ASEAN Seeks Foreign Investment for Railway
Southeast Asian nations will look for foreign investment for a proposed railway line from Singapore to the Chinese city of Kunming that is expected to bolster regional trade, Malaysia's trade minister said Monday.
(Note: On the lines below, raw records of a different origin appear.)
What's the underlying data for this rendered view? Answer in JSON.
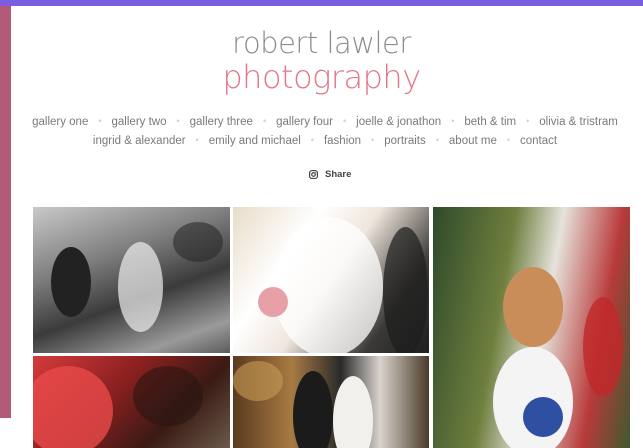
{
  "logo": {
    "line1": "robert lawler",
    "line2": "photography"
  },
  "nav": {
    "row1": [
      "gallery one",
      "gallery two",
      "gallery three",
      "gallery four",
      "joelle & jonathon",
      "beth & tim",
      "olivia & tristram"
    ],
    "row2": [
      "ingrid & alexander",
      "emily and michael",
      "fashion",
      "portraits",
      "about me",
      "contact"
    ]
  },
  "share": {
    "icon": "instagram-icon",
    "label": "Share"
  },
  "colors": {
    "top_bar": "#7a5de0",
    "left_strip": "#b35a78",
    "logo_primary": "#8d8d8d",
    "logo_accent": "#e17787"
  }
}
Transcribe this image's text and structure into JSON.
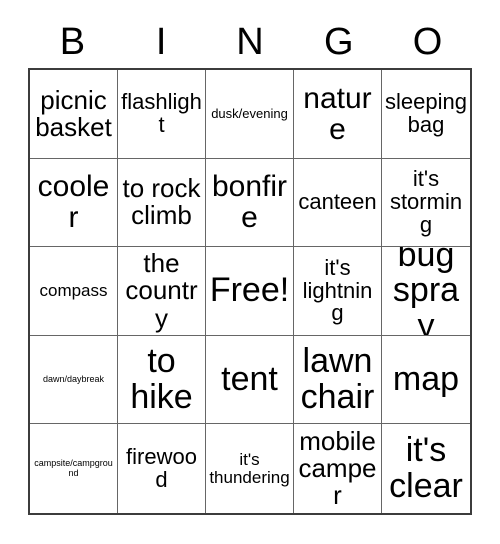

Rafidah Aziz acknowledged it would not be easy to woo private investment as it will involve clearing land mines in Cambodia and Laos.
Southeast Asian nations will look for foreign investment for a proposed railway line from Singapore to the Chinese city of Kunming that is expected to bolster regional trade, Malaysia's trade minister said Monday.
Rafidah Aziz said feasibility studies to identify the best route for the rail line spanning over 5,000 kilometers (3,000 miles) as well as dozens of connecting rails to link it to major towns in the region have been completed.
"Now is the time for us to market it to private investors and private organizations," she said. "We want to get funding quickly so we can implement the project without any delays," she said.
Some members of the 10-member Association of Southeast Asian Nations, or ASEAN, has begun to rehabilitate national rail tracks and construct new rails funded by donors such as South Korea and the Asian Development Bank, but overall financing is inadequate, she said.
"It's a long-term project and the capital outlay will be massive," she told reporters after chairing an ASEAN ministerial meeting on development cooperation in the Mekong Basin.
Specific details of investment needed in the project will be unveiled at a conference next year to be held in Malaysia before July, she said, adding that Thailand will chair a committee to seek financing for the project.
She didn't say how much the project is worth but trade officials estimate it will cost at least 1.8 billion dollars (euro1.5 billion).
The Singapore-Kunming rail link is expected to be a major trade boost for impoverished ASEAN members such as Cambodia and landlocked Laos, which are struggling to speed up economic development after years of isolation.
Rafidah acknowledged it would not be easy to woo private investment as it will involve construction in difficult terrain in some countries, clearing land mines in Cambodia and Laos, and harmonizing customs and immigration.
She urged ASEAN nations involved in the rail project to offer incentives such as land, tax exemptions and other facilities to woo investors.
"The railway project in the Mekong Basin where it's virgin territory is not going to be immediately viable, so there must be spinoffs from there," she said.
Von: 28 November 2005, http://www.forbes.com (AP)